Extracted information
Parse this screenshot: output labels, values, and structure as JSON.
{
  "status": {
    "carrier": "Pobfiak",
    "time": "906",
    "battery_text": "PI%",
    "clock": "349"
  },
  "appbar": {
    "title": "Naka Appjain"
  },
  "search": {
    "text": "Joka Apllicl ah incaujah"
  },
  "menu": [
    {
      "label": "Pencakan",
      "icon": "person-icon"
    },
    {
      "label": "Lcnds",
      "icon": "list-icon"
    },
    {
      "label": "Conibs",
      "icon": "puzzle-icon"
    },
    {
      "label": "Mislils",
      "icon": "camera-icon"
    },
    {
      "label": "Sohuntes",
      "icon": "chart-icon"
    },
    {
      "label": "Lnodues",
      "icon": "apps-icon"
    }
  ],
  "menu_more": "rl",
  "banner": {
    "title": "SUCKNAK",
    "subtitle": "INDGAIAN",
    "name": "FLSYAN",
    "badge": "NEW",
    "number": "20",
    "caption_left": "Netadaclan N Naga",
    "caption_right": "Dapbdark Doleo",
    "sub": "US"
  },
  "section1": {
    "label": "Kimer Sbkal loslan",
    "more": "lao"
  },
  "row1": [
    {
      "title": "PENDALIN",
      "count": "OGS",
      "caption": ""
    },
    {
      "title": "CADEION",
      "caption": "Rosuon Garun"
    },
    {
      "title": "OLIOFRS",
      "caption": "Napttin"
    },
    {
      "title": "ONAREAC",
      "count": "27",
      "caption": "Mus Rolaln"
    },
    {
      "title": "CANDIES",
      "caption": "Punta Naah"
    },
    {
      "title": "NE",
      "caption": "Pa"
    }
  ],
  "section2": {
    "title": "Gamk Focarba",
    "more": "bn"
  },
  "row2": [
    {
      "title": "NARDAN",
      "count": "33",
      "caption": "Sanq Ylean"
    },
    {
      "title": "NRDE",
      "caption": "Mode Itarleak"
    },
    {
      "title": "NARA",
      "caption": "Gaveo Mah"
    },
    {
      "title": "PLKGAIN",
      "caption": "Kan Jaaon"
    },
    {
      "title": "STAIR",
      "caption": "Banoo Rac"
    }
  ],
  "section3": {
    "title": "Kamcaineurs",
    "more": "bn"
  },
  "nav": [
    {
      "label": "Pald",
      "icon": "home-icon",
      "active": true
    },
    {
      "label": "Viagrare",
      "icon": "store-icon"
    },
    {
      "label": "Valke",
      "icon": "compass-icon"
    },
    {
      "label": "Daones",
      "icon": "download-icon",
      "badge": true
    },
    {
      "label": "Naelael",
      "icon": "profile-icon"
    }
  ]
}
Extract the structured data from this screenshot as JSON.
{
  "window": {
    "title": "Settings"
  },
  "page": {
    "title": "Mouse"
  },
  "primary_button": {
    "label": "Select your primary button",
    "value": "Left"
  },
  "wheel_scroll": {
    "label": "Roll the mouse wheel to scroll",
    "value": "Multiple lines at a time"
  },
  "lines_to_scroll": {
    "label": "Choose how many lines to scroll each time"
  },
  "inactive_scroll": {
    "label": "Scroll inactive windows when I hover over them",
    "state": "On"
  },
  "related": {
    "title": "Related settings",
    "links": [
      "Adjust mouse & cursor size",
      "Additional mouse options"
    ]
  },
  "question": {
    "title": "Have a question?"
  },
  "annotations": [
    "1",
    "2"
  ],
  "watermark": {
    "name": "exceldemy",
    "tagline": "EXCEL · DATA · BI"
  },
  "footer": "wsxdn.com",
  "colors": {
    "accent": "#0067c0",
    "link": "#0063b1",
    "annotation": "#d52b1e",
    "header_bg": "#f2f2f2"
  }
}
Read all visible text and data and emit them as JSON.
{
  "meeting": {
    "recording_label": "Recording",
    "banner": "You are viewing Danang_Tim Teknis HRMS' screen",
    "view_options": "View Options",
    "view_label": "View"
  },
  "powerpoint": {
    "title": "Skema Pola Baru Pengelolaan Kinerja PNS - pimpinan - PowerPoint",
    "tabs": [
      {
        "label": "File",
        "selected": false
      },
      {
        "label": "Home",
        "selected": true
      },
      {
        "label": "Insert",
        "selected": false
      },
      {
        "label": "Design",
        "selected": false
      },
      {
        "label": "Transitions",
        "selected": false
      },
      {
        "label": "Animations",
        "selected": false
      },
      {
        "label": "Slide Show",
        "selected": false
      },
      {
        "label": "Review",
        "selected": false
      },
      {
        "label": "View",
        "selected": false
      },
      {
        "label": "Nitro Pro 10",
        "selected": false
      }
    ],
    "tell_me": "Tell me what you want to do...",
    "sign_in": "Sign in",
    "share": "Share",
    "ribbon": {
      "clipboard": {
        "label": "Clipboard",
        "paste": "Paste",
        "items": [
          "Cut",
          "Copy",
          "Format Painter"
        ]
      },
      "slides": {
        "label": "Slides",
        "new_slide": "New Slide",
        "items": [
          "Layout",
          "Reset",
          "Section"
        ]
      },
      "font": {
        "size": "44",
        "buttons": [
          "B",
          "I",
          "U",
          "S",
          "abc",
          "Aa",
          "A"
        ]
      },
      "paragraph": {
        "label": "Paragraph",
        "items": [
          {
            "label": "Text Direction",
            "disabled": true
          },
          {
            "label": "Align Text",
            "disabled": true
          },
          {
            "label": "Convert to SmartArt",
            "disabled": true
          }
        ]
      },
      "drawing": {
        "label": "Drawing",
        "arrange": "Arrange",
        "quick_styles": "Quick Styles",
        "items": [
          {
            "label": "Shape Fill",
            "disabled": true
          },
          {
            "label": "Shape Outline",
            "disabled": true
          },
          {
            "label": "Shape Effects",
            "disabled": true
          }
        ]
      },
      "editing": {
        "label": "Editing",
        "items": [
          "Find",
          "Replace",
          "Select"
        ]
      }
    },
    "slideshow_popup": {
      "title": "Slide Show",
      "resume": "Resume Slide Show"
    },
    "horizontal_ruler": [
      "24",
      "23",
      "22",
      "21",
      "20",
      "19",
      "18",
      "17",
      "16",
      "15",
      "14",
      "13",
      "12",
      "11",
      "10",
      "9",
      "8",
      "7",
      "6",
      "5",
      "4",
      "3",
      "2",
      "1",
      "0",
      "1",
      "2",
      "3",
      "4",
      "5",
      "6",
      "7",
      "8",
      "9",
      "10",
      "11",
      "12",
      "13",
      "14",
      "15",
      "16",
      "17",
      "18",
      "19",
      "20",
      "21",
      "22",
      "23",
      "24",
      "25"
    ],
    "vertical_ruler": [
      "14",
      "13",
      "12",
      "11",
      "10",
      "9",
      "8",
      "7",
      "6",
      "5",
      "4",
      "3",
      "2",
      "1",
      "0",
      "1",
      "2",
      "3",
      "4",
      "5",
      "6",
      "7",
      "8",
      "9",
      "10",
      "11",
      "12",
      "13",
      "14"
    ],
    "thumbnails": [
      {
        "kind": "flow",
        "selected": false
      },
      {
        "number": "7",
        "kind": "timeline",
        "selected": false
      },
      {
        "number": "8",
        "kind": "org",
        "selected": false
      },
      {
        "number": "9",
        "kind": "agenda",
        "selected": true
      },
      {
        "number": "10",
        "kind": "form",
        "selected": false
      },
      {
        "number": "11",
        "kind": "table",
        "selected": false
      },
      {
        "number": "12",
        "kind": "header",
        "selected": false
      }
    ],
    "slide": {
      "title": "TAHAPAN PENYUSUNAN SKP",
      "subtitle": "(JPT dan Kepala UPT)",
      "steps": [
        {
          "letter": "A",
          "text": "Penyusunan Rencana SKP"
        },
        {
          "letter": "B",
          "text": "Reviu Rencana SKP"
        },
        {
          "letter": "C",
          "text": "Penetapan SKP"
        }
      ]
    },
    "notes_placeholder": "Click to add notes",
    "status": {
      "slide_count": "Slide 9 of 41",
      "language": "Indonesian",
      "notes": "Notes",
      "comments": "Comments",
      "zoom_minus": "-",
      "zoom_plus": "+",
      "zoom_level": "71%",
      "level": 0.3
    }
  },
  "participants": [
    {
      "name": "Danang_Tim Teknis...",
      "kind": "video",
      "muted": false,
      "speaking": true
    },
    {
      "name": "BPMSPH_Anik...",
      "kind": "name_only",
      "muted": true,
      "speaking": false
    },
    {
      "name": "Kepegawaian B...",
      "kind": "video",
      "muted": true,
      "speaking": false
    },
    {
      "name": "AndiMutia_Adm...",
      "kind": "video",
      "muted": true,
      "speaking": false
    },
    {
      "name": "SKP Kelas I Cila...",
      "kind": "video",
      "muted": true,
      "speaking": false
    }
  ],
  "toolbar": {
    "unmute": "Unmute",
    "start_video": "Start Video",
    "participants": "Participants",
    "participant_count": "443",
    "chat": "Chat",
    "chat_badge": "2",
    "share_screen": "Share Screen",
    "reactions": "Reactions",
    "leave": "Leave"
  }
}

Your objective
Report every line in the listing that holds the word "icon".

Solution for this task
      "icon": "person-icon"
      "icon": "list-icon"
      "icon": "puzzle-icon"
      "icon": "camera-icon"
      "icon": "chart-icon"
      "icon": "apps-icon"
      "icon": "home-icon",
      "icon": "store-icon"
      "icon": "compass-icon"
      "icon": "download-icon",
      "icon": "profile-icon"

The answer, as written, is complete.